WASHINGTON - U.S. Rep. Ralph Abraham (R-La.) yesterday led U.S. House Science, Space, and Technology Committee Chairman Lamar Smith (R-Texas) in introducing the NIST Cybersecurity Framework, Assessment, and Auditing Act of 2017 (H.R. 1224).

Chairman Lamar Smith (R-Texas): “This legislation is vital to ensuring our citizens’ information is secure, and I thank Congressman Abraham for his leadership on federal cybersecurity. The aftermath of several recent data breaches, including those at OPM, IRS and FDIC, showed that our federal government is a top target for cyber-attacks. Because the government collects personally identifiable information on all Americans, it is of the utmost importance that our cybersecurity framework is as secure as possible.
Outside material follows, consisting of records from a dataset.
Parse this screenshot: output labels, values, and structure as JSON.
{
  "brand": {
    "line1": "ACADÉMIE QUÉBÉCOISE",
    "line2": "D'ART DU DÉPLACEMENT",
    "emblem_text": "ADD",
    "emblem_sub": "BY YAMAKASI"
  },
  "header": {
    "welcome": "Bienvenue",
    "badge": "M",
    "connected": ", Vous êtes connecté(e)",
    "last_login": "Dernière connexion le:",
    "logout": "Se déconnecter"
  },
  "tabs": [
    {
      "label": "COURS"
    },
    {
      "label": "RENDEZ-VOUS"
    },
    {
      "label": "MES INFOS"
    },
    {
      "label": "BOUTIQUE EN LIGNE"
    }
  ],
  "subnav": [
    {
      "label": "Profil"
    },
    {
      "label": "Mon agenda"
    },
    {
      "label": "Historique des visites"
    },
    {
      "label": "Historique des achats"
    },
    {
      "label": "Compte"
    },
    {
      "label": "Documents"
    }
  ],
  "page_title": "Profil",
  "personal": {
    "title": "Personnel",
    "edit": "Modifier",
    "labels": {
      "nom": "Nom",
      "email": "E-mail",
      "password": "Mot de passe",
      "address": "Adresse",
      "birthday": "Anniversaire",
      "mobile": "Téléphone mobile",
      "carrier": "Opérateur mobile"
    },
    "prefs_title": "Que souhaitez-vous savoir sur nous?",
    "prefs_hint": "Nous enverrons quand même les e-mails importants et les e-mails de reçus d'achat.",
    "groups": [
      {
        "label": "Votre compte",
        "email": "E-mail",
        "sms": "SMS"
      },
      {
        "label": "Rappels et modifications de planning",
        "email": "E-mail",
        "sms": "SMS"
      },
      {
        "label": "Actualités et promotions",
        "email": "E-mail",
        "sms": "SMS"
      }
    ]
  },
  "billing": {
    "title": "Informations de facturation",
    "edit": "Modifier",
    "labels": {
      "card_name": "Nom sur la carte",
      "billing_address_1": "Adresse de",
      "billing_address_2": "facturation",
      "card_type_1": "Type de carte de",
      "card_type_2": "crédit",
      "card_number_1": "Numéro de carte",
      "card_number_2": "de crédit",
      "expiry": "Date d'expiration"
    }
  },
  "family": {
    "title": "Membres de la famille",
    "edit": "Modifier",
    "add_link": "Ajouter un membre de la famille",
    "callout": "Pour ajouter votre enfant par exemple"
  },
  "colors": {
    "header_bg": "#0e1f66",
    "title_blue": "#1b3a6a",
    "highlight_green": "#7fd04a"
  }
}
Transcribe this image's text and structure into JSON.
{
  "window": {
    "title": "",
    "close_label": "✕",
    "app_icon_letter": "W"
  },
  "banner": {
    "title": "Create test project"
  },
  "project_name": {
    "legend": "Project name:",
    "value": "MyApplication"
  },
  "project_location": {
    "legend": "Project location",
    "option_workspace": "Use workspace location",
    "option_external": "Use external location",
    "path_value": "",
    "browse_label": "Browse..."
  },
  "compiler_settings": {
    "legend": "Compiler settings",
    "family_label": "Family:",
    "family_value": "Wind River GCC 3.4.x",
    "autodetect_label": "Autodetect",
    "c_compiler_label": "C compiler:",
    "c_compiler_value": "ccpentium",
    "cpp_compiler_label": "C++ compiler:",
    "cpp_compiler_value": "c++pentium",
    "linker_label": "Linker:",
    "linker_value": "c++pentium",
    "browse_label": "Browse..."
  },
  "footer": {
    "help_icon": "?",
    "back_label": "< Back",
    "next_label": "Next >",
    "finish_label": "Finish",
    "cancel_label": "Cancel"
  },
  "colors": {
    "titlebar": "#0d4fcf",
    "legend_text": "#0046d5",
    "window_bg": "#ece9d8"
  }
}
“This commonsense legislation capitalizes on NIST’s unique position as a global leader in cybersecurity knowledge and readiness and takes a long stride in protecting U.S. cybersecurity capabilities. I look forward to working with our colleagues to getting this bill swiftly passed and sent to the president’s desk.”

Rep. Ralph Abraham (R-La.): “Current practices to protect our federal cybersecurity systems are insufficient.  This bill will help the federal government implement a consistent, user-friendly framework that each agency can tailor to meet its own unique cybersecurity needs, and it provides the National Institute of Standards and Technology the authority it needs to help ensure our federal agencies’ cybersecurity systems are up to standard.”


In response to a series of damaging cyber-attacks on federal agencies, H.R. 1224 takes steps to prompt federal agencies to follow NIST’s widely accepted cybersecurity protocols and technical standards, directs NIST to establish outcome-based metrics for testing the effectiveness of federal agencies’ cybersecurity, and requires NIST to report to Congress the results of an initial assessment and subsequent, regular audits of cybersecurity measures at the federal agencies most at risk of cyber-attacks. It advances that mission by providing guidance that federal agencies may use to incorporate NIST’s cybersecurity framework, and establishes a federal working group and public-private working group to help the public and private sector use the framework more effectively.

Earlier this month, the Research and Technology Subcommittee held a hearing titled “Strengthening U.S. Cybersecurity Capabilities.” During the 114th Congress, the Science Committee held several hearings related to oversight and policy aspects of federal cybersecurity issues, including the examination of data breaches at the Office of Personnel Management, the Internal Revenue Service and the Federal Deposit Insurance Corporation.